__What this task involves__.
Below are records that should be duplicated exactly, with no image retained.

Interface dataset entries
◆ ◆ ◆ ◆ ◆ ◆ ◆

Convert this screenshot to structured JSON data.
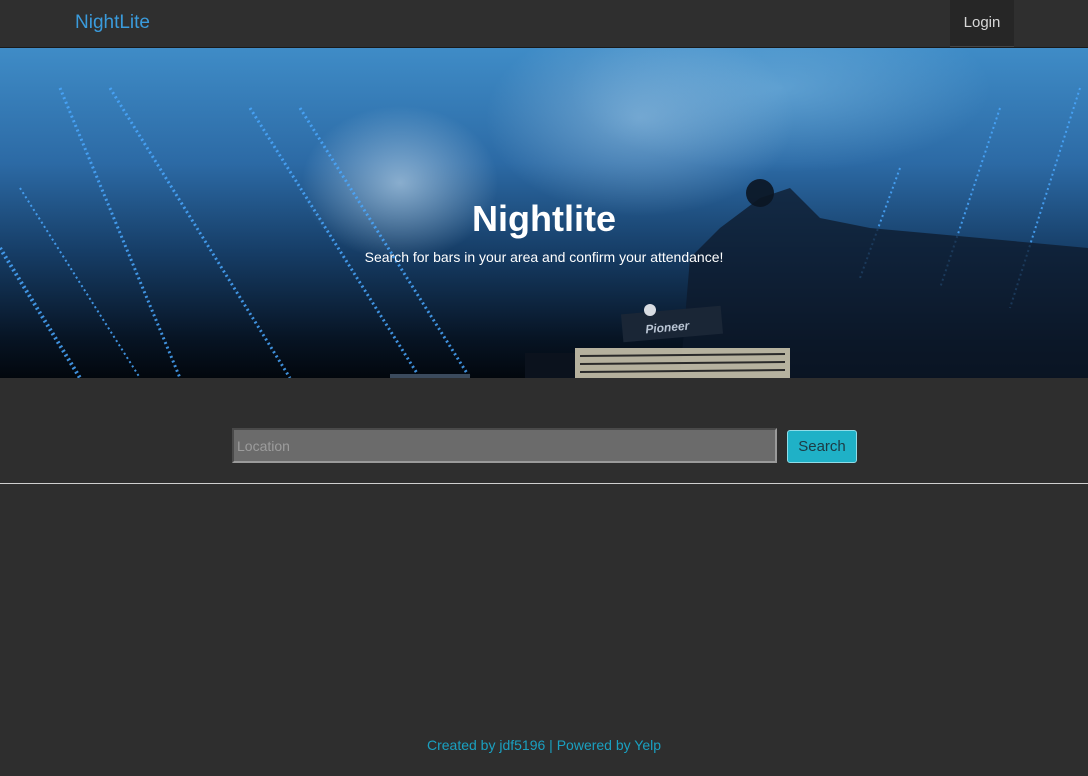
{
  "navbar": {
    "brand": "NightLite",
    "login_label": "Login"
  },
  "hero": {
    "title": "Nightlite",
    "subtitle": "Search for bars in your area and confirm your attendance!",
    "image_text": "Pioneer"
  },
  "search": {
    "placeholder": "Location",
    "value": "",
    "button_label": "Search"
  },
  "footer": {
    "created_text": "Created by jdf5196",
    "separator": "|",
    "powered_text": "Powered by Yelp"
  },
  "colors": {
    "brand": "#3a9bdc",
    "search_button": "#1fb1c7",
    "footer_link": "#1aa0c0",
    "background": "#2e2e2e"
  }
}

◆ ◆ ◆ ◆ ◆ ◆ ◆

__Task answer__.
Convert this screenshot to structured JSON data.
{
  "navbar": {
    "brand": "NightLite",
    "login_label": "Login"
  },
  "hero": {
    "title": "Nightlite",
    "subtitle": "Search for bars in your area and confirm your attendance!",
    "image_text": "Pioneer"
  },
  "search": {
    "placeholder": "Location",
    "value": "",
    "button_label": "Search"
  },
  "footer": {
    "created_text": "Created by jdf5196",
    "separator": "|",
    "powered_text": "Powered by Yelp"
  },
  "colors": {
    "brand": "#3a9bdc",
    "search_button": "#1fb1c7",
    "footer_link": "#1aa0c0",
    "background": "#2e2e2e"
  }
}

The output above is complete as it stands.